Give me a dose of reality

Published 10:59 pm Thursday, September 11, 2014

My mother once told me, while vigorously polishing the silver (always done before Thanksgiving, which would glisten through Christmas, and again, before Easter, before returning to their tarnished blight), that when she had last traveled to England to visit her own mother, she had watched her settle down upon the sofa and was horrified to hear her remark, with much feeling,

“A nice cup of tea and something good on the telly. What more could one want?”

“Can you imagine!” Mom exclaimed, squinting her eyes and inspecting a candlestick for fingerprints, “And I thought, how dreadful.”

Sign up for our daily email newsletter

Get the latest news sent to your inbox

“Why is that dreadful?” I asked, keeping well out of the way of the clatter of cake knives and saltcellars.

“Because there is so much else to do!” Mom replied, “There are so many lovely places to visit and books to read and walks to take…I just couldn’t imagine anyone being so content with such a thing.”

Oh, Mom, it’s a good thing you haven’t witnessed my Monday evening for the past 20 odd years!
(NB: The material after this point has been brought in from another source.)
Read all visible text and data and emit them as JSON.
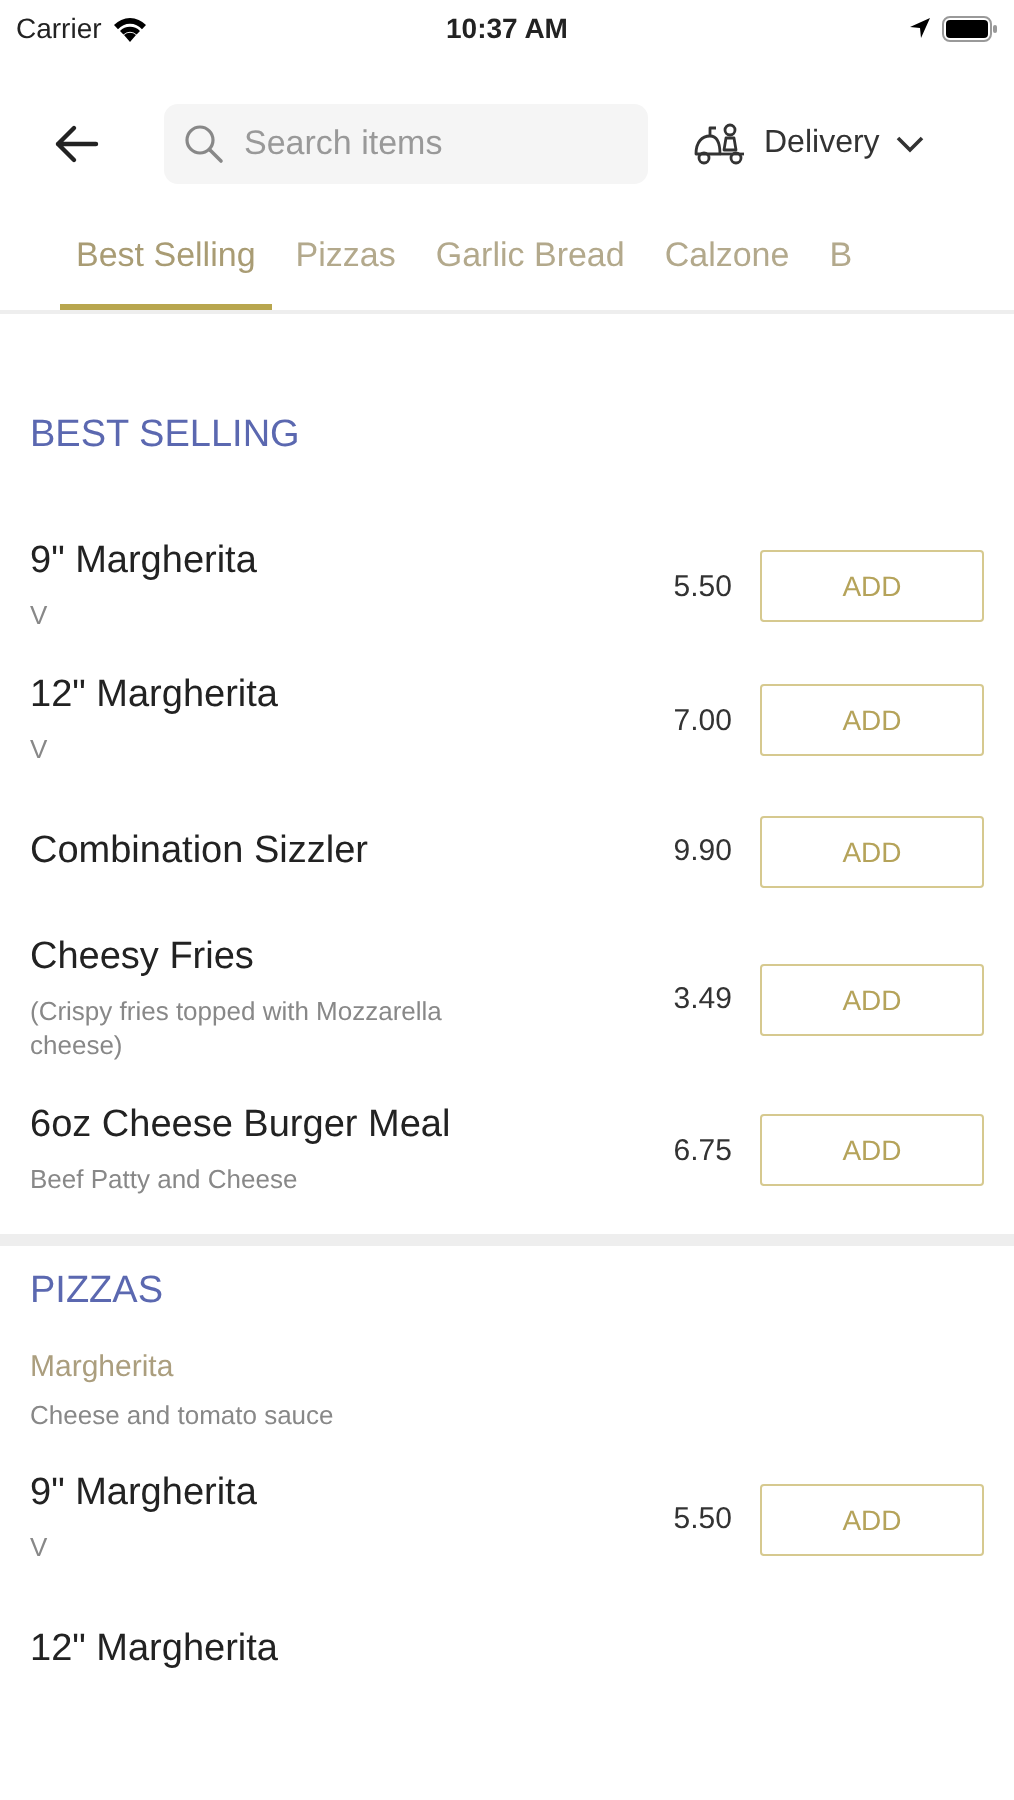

I have looked forward to this night while sitting in traffic in Los Angeles, pining for it while on the road and missing my recorded one-hour of bliss. Both Paul and I have even turned down invitations for dinner parties in favor of our show, regardless of the fact that it is indeed recorded and could be watched any time.

It’s a tradition, you see.

‘East Enders’ is an English Soap Opera, going strong for over 30 years and has been shown forever on PBS in this country and tends to be broadcast late on Sunday night, hence the recording and watching it first thing after the national news, Monday evening.

“Ugh, I can’t believe you like that show,” my best chum, Roz, who hailed from Scotland, said to me when I hurriedly explained that I had to get off the phone to turn on the tube.

“Why?” I asked, amazed. “Don’t you think it’s great?”

“It’s so depressing,” she sighed. “Nothing good ever happens to any of the characters. Someone meets the love of their life and it turns out to be their brother, or a girl, working to get out of a dysfunctional family and trying hard to make great grades in school, ends up getting pregnant at 15. Everyone’s either an alcoholic or a serial adulterer, or living on benefits and making no effort to get a job.”

Which is exactly why I love it, I told her. And if I had the celebrity weight and relevance to pitch an idea to the networks, that’s exactly what I’d try to sell: an American version of this soap-opera where the characters are, instead of all being size 6 with perfectly coiffed hair, make-up and clothes that have never shown a crease, virtually identical to the cast of ‘Roseanne.’

“Who would want to watch that?” Roz asked.

Me, for starters. And I think the rest of the country, too. Of course, I realize most soap watchers enjoy them for nothing less than escapism, hence the great success of the 80s Dynasty but they do also become addicted to the story lines and develop an emotional investment for favorite characters. Susan Lucci has made a fortune because of this.

However, I should think those same soap watchers become a little depressed afterwards, when they catch sight of their own reflections and their own tired kitchens and realize they’ll never experience the same sort of glamour or daily romance that is created by set-decorators, staff writers and make-up girls.

But imagine a soap opera set in the grittiest section of Boston, Houston or Anderson, S.C. Imagine cast members carrying 50 pounds of extra weight whose daughters were just busted for shoplifting at Wal-Mart and whose son was just expelled from community college for selling pot. Imagine muffin tops and faded Carharts and the dishy guy all the local gals have a crush on, that drives the propane truck.

And here’s the best part: nobody gets away with anything. In East Enders, no matter how justified the temptation or crime, it always, as my mother would say, “ends in tears.” In fact, the last episode we watched (and the episodes aired in America are years behind), brought the entire cast together for a jubilant wedding reception at the pub which had once belonged to the bride’s father, only to reveal that this man, a sleazy character known as ‘Dirty Den,’ and missing for weeks, was found to have been murdered and buried in the storage cellar beneath the pub. And the best friend of the bride did the deed!

Are you listening, Hollywood? Give us something realistic. Roseanne was hugely popular because she and her family were completely relatable. Give us, like East Enders, bad teeth, obvious hair extensions and a family matriarch that works at the Laundromat and knows when someone’s having an affair because they suddenly begin wearing naughty underwear. Give us bartenders and cab drivers and bedrooms with appalling wallpaper and framed, paint-by-number still lives.

Give us a show that, when we turn it off, we sit up a little straighter and think, “Well, hell, at least my life’s better than that!”